# TASK STATEMENT:
Give back the full data character for character.

[Data extracted from a collection]
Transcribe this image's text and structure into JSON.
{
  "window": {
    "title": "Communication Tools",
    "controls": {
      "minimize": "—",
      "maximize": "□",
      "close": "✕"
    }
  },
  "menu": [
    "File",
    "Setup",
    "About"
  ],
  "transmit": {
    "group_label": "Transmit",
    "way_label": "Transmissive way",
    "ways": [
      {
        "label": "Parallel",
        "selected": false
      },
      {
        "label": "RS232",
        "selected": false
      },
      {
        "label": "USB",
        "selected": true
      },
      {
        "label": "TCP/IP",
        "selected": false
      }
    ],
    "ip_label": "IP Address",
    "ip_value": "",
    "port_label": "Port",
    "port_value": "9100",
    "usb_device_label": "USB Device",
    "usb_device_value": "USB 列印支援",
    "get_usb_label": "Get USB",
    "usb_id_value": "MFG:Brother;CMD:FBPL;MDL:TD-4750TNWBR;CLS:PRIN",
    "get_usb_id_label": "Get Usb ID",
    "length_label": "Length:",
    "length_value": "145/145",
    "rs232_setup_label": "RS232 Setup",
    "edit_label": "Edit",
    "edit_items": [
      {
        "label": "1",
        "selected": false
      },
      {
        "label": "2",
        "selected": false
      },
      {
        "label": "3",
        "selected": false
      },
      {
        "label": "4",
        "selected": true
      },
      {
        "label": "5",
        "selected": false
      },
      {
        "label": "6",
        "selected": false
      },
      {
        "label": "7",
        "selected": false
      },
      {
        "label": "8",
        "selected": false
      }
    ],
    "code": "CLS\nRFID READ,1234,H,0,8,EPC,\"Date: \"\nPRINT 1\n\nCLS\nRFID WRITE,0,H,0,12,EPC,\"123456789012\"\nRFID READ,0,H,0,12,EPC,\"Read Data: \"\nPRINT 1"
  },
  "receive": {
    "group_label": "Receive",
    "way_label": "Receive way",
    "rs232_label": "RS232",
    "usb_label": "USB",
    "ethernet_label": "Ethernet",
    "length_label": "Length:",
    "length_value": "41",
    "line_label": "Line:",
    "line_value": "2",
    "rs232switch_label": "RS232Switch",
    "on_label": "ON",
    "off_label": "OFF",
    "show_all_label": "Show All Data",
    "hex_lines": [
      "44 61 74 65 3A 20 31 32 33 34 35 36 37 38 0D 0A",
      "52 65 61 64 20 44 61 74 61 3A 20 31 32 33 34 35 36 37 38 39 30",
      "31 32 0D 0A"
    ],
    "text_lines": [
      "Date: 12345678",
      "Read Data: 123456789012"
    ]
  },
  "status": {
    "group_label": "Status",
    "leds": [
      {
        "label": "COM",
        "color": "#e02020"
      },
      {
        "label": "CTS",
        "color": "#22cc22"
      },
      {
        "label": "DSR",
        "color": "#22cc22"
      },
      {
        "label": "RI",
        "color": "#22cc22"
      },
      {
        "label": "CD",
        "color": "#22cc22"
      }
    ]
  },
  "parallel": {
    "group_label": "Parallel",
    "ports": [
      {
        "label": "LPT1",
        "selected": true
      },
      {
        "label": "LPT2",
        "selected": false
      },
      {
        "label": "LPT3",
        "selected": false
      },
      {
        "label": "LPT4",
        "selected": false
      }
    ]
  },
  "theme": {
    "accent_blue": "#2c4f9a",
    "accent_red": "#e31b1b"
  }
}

# SOLUTION TO THIS TASK:
Transcribe this image's text and structure into JSON.
{
  "window": {
    "title": "Communication Tools",
    "controls": {
      "minimize": "—",
      "maximize": "□",
      "close": "✕"
    }
  },
  "menu": [
    "File",
    "Setup",
    "About"
  ],
  "transmit": {
    "group_label": "Transmit",
    "way_label": "Transmissive way",
    "ways": [
      {
        "label": "Parallel",
        "selected": false
      },
      {
        "label": "RS232",
        "selected": false
      },
      {
        "label": "USB",
        "selected": true
      },
      {
        "label": "TCP/IP",
        "selected": false
      }
    ],
    "ip_label": "IP Address",
    "ip_value": "",
    "port_label": "Port",
    "port_value": "9100",
    "usb_device_label": "USB Device",
    "usb_device_value": "USB 列印支援",
    "get_usb_label": "Get USB",
    "usb_id_value": "MFG:Brother;CMD:FBPL;MDL:TD-4750TNWBR;CLS:PRIN",
    "get_usb_id_label": "Get Usb ID",
    "length_label": "Length:",
    "length_value": "145/145",
    "rs232_setup_label": "RS232 Setup",
    "edit_label": "Edit",
    "edit_items": [
      {
        "label": "1",
        "selected": false
      },
      {
        "label": "2",
        "selected": false
      },
      {
        "label": "3",
        "selected": false
      },
      {
        "label": "4",
        "selected": true
      },
      {
        "label": "5",
        "selected": false
      },
      {
        "label": "6",
        "selected": false
      },
      {
        "label": "7",
        "selected": false
      },
      {
        "label": "8",
        "selected": false
      }
    ],
    "code": "CLS\nRFID READ,1234,H,0,8,EPC,\"Date: \"\nPRINT 1\n\nCLS\nRFID WRITE,0,H,0,12,EPC,\"123456789012\"\nRFID READ,0,H,0,12,EPC,\"Read Data: \"\nPRINT 1"
  },
  "receive": {
    "group_label": "Receive",
    "way_label": "Receive way",
    "rs232_label": "RS232",
    "usb_label": "USB",
    "ethernet_label": "Ethernet",
    "length_label": "Length:",
    "length_value": "41",
    "line_label": "Line:",
    "line_value": "2",
    "rs232switch_label": "RS232Switch",
    "on_label": "ON",
    "off_label": "OFF",
    "show_all_label": "Show All Data",
    "hex_lines": [
      "44 61 74 65 3A 20 31 32 33 34 35 36 37 38 0D 0A",
      "52 65 61 64 20 44 61 74 61 3A 20 31 32 33 34 35 36 37 38 39 30",
      "31 32 0D 0A"
    ],
    "text_lines": [
      "Date: 12345678",
      "Read Data: 123456789012"
    ]
  },
  "status": {
    "group_label": "Status",
    "leds": [
      {
        "label": "COM",
        "color": "#e02020"
      },
      {
        "label": "CTS",
        "color": "#22cc22"
      },
      {
        "label": "DSR",
        "color": "#22cc22"
      },
      {
        "label": "RI",
        "color": "#22cc22"
      },
      {
        "label": "CD",
        "color": "#22cc22"
      }
    ]
  },
  "parallel": {
    "group_label": "Parallel",
    "ports": [
      {
        "label": "LPT1",
        "selected": true
      },
      {
        "label": "LPT2",
        "selected": false
      },
      {
        "label": "LPT3",
        "selected": false
      },
      {
        "label": "LPT4",
        "selected": false
      }
    ]
  },
  "theme": {
    "accent_blue": "#2c4f9a",
    "accent_red": "#e31b1b"
  }
}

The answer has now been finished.